We couldn’t leave out food. Nothing very traditional, but here’s a sample of what we had. Overall the restaurants we passed by were a bit pricey. We just decided to try out the one we found was the busiest.
Hot pools are a major thing in New Zealand. It seems there’s one everywhere. Awesome, we’d say! While in Rotorua we went to one, Polynesian Spa, located in the center of town, nearby Government gardens. It has been named in the world’s top 10 spas and offers different pools, ranging from public to more private, plus different spa related therapies. We splurged and went for the deluxe version.
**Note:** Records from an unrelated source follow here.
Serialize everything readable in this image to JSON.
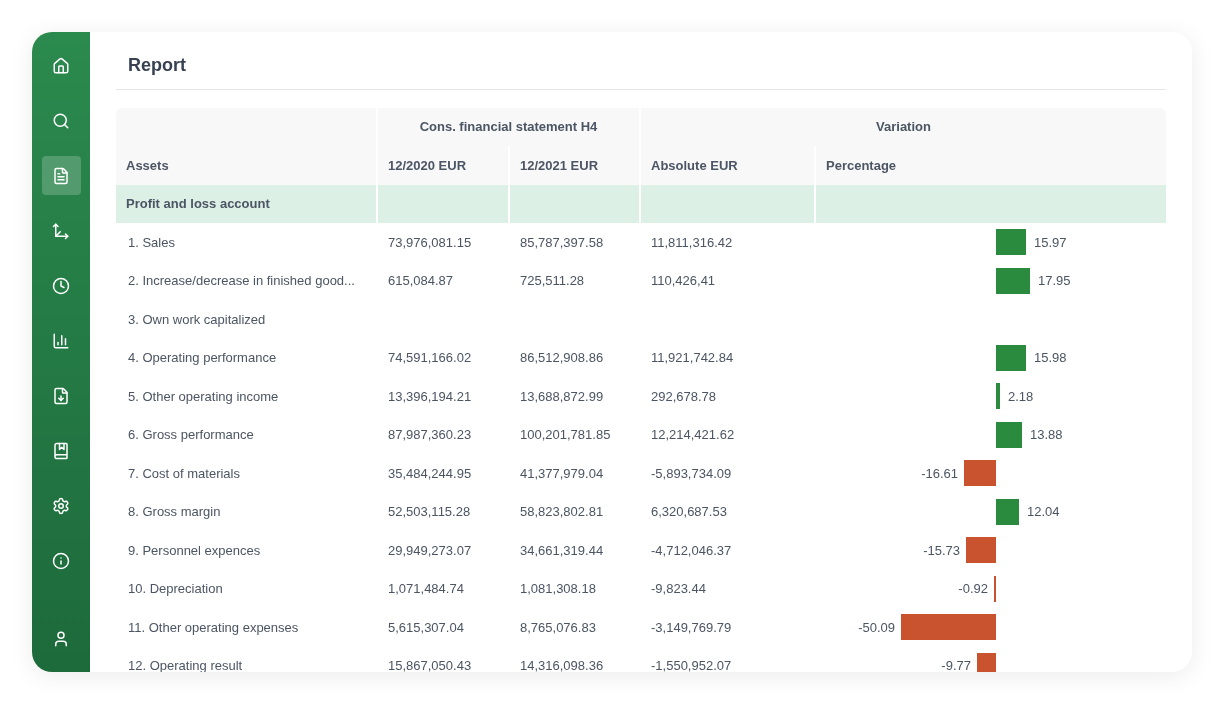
{
  "sidebar": {
    "items": [
      {
        "kind": "home",
        "selected": false
      },
      {
        "kind": "search",
        "selected": false
      },
      {
        "kind": "report",
        "selected": true
      },
      {
        "kind": "axes",
        "selected": false
      },
      {
        "kind": "clock",
        "selected": false
      },
      {
        "kind": "chart",
        "selected": false
      },
      {
        "kind": "download",
        "selected": false
      },
      {
        "kind": "book",
        "selected": false
      },
      {
        "kind": "settings",
        "selected": false
      },
      {
        "kind": "info",
        "selected": false
      }
    ],
    "footer_items": [
      {
        "kind": "user",
        "selected": false
      }
    ]
  },
  "title": "Report",
  "table": {
    "group_headers": [
      "Cons. financial statement H4",
      "Variation"
    ],
    "columns": [
      "Assets",
      "12/2020 EUR",
      "12/2021 EUR",
      "Absolute EUR",
      "Percentage"
    ],
    "section": "Profit and loss account",
    "rows": [
      {
        "label": "1. Sales",
        "y2020": "73,976,081.15",
        "y2021": "85,787,397.58",
        "absolute": "11,811,316.42",
        "percentage": "15.97",
        "kind": "positive"
      },
      {
        "label": "2. Increase/decrease in finished good...",
        "y2020": "615,084.87",
        "y2021": "725,511.28",
        "absolute": "110,426,41",
        "percentage": "17.95",
        "kind": "positive"
      },
      {
        "label": "3. Own work capitalized",
        "kind": "empty"
      },
      {
        "label": "4. Operating performance",
        "y2020": "74,591,166.02",
        "y2021": "86,512,908.86",
        "absolute": "11,921,742.84",
        "percentage": "15.98",
        "kind": "positive"
      },
      {
        "label": "5. Other operating income",
        "y2020": "13,396,194.21",
        "y2021": "13,688,872.99",
        "absolute": "292,678.78",
        "percentage": "2.18",
        "kind": "positive"
      },
      {
        "label": "6. Gross performance",
        "y2020": "87,987,360.23",
        "y2021": "100,201,781.85",
        "absolute": "12,214,421.62",
        "percentage": "13.88",
        "kind": "positive"
      },
      {
        "label": "7. Cost of materials",
        "y2020": "35,484,244.95",
        "y2021": "41,377,979.04",
        "absolute": "-5,893,734.09",
        "percentage": "-16.61",
        "kind": "negative"
      },
      {
        "label": "8. Gross margin",
        "y2020": "52,503,115.28",
        "y2021": "58,823,802.81",
        "absolute": "6,320,687.53",
        "percentage": "12.04",
        "kind": "positive"
      },
      {
        "label": "9. Personnel expences",
        "y2020": "29,949,273.07",
        "y2021": "34,661,319.44",
        "absolute": "-4,712,046.37",
        "percentage": "-15.73",
        "kind": "negative"
      },
      {
        "label": "10. Depreciation",
        "y2020": "1,071,484.74",
        "y2021": "1,081,308.18",
        "absolute": "-9,823.44",
        "percentage": "-0.92",
        "kind": "negative"
      },
      {
        "label": "11. Other operating expenses",
        "y2020": "5,615,307.04",
        "y2021": "8,765,076.83",
        "absolute": "-3,149,769.79",
        "percentage": "-50.09",
        "kind": "negative"
      },
      {
        "label": "12. Operating result",
        "y2020": "15,867,050.43",
        "y2021": "14,316,098.36",
        "absolute": "-1,550,952.07",
        "percentage": "-9.77",
        "kind": "negative"
      }
    ]
  }
}
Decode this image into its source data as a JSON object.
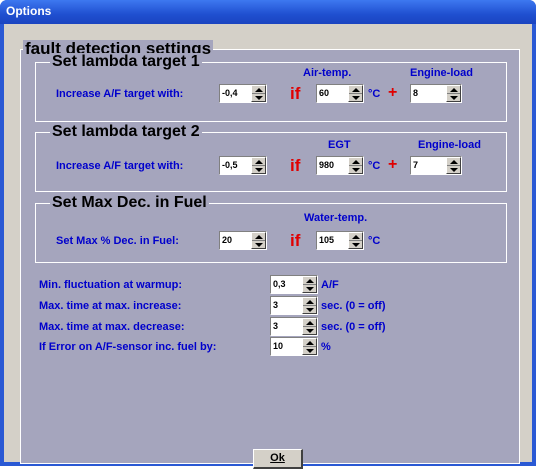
{
  "window": {
    "title": "Options"
  },
  "main_group": {
    "legend": "fault detection settings"
  },
  "target1": {
    "legend": "Set lambda target 1",
    "increase_label": "Increase A/F target with:",
    "increase_value": "-0,4",
    "if_label": "if",
    "airtemp_header": "Air-temp.",
    "airtemp_value": "60",
    "unit_c": "°C",
    "plus": "+",
    "engineload_header": "Engine-load",
    "engineload_value": "8"
  },
  "target2": {
    "legend": "Set lambda target 2",
    "increase_label": "Increase A/F target with:",
    "increase_value": "-0,5",
    "if_label": "if",
    "egt_header": "EGT",
    "egt_value": "980",
    "unit_c": "°C",
    "plus": "+",
    "engineload_header": "Engine-load",
    "engineload_value": "7"
  },
  "maxdec": {
    "legend": "Set Max Dec. in Fuel",
    "label": "Set Max % Dec. in Fuel:",
    "value": "20",
    "if_label": "if",
    "watertemp_header": "Water-temp.",
    "watertemp_value": "105",
    "unit_c": "°C"
  },
  "settings": [
    {
      "label": "Min. fluctuation at warmup:",
      "value": "0,3",
      "unit": "A/F"
    },
    {
      "label": "Max. time at max. increase:",
      "value": "3",
      "unit": "sec. (0 = off)"
    },
    {
      "label": "Max. time at max. decrease:",
      "value": "3",
      "unit": "sec. (0 = off)"
    },
    {
      "label": "If Error on A/F-sensor inc. fuel by:",
      "value": "10",
      "unit": "%"
    }
  ],
  "ok_label": "Ok",
  "colors": {
    "titlebar": "#1f4fd0",
    "panel": "#a5a5bd",
    "label_blue": "#0000cc",
    "accent_red": "#e00000"
  }
}
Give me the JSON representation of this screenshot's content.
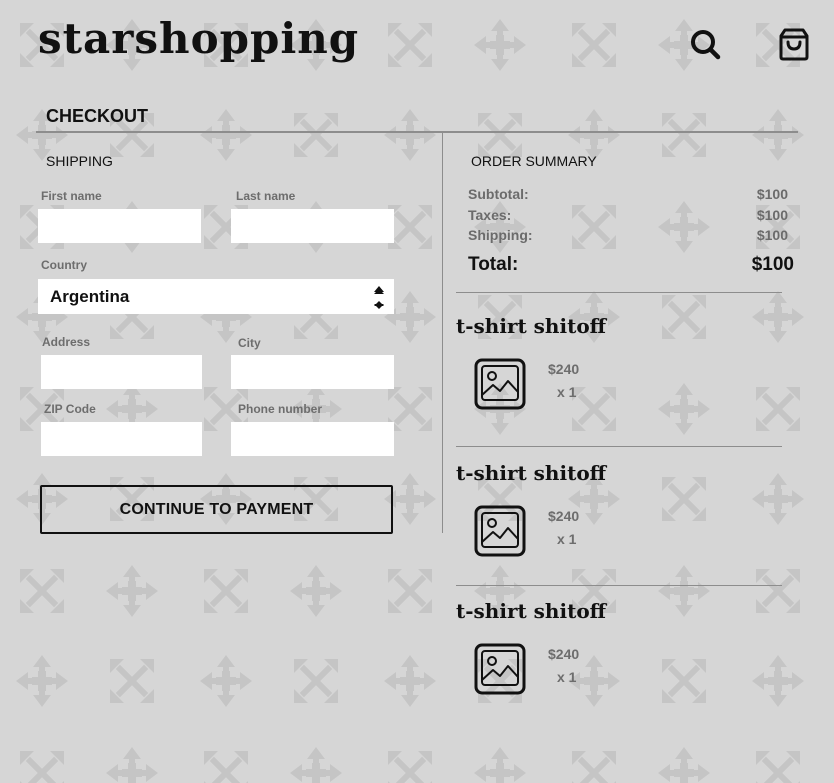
{
  "header": {
    "logo": "starshopping",
    "search_icon": "search-icon",
    "cart_icon": "shopping-bag-icon"
  },
  "page_title": "CHECKOUT",
  "shipping": {
    "title": "SHIPPING",
    "first_name_label": "First name",
    "last_name_label": "Last name",
    "country_label": "Country",
    "country_value": "Argentina",
    "address_label": "Address",
    "city_label": "City",
    "zip_label": "ZIP Code",
    "phone_label": "Phone number",
    "submit_label": "CONTINUE TO PAYMENT"
  },
  "summary": {
    "title": "ORDER SUMMARY",
    "subtotal_label": "Subtotal:",
    "subtotal_value": "$100",
    "taxes_label": "Taxes:",
    "taxes_value": "$100",
    "shipping_label": "Shipping:",
    "shipping_value": "$100",
    "total_label": "Total:",
    "total_value": "$100"
  },
  "items": [
    {
      "name": "t-shirt shitoff",
      "price": "$240",
      "qty": "x 1",
      "thumb_icon": "image-placeholder-icon"
    },
    {
      "name": "t-shirt shitoff",
      "price": "$240",
      "qty": "x 1",
      "thumb_icon": "image-placeholder-icon"
    },
    {
      "name": "t-shirt shitoff",
      "price": "$240",
      "qty": "x 1",
      "thumb_icon": "image-placeholder-icon"
    }
  ],
  "colors": {
    "background": "#d6d6d6",
    "pattern": "#c4c4c4",
    "text": "#111111",
    "muted_text": "#6d6d6d",
    "input_bg": "#ffffff"
  }
}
This one had pools starting at 36 ºC up to 42 ºC (hot hot!) and a more private and relaxing environment with lake views.
Since the camera stayed in the locker, the only picture we have is the two of us enjoying 42 ºC for a few moments, taken with one of our mobile phones.
This was our first stop in a New Zealand Spa, the first of many we ended up doing. As mentioned, there are other cheaper options than this one. Definitely worth it for some well deserved relaxing time while traveling the country..
Wai-O-Tapu thermal wonderland
There are a few geothermal parks in and around Rotorua. Most of them with paid entrance, at least the major ones. We opted to go to Wai-O-Tapu thermal wonderland. Further way from Rotorua but on our way to lake Taupo. This is a very big geothermal park with many interesting features and we spent around 3h visiting.
Why 3 hours? Well, the park area is fairly big and there are different marked walking trails in place – 1, 2 and 3. We did a combination of all of them. With all the walking and time for admiring the nature and taking “some” pictures, 3 hours gone! If you’re feeling less able to walk the total distance, around 3.5 km according to our gps watch, you can do only the first or first two walks. That will provide a very good overview of the area.
Going back in time a bit. Our visit of Wai-O-Tapu started early in the morning. After making our way to the visitor center where the shop and ticket office are, we got back in the car and went to watch the Lady Knox geyser erupt, a five minute drive away. This is a daily event at around 10 am and the eruption is induced. If you’ve seen proper geysers this seems very fake. Still, worth starting the visit in this area. It can get very crowded and when we visited it surely did. We’re glad we went 30 minutes earlier.
Back in the main area. We were given a map with the 3 possible walks, that include the names and numbers of what to see. Very handy, because they all have very interesting names. For some reason devil had a hand in this and some of them are named after him.
From here on, it’s all about geothermal features. Hot and cold pools of multiple colours, bubbling mud and mineral deposits. For us the most impressive one is the famous Champagne Pool, due to its mix of colours. Not that the other ones are less interesting, it’s just this one is really stunning.
Here are some of the pictures from our walk in Wai-O-Tapu.
Some practical information, including costs breakdown.
We stayed in a motel. A cheaper option but with the usual good quality of kiwi motels.
Entrance to the Polynesian Spa on the deluxe ticket was around 40$ each. Parking just outside the main door. More information and other prices on their page: polynesianspa.co.nz.
Wai-O-Tapu thermal wonderland costs 32.5$ per adult. Parking next to the visitors center, including a picnic area. More information on their page: waiotapu.co.nz.
This was during our first week in New Zealand and it was a very good introduction to some of the natural wonders of the country. Overall the region is very interesting to visit and we definitely left out some areas worth exploring, including the many lakes, other geothermal areas and maori sites. We are mentioning this because we have read other reports of some cool places to explore in the region.
Have you been to Rotorua? How did it go? Leave us a comment!
Read our other posts about New Zealand.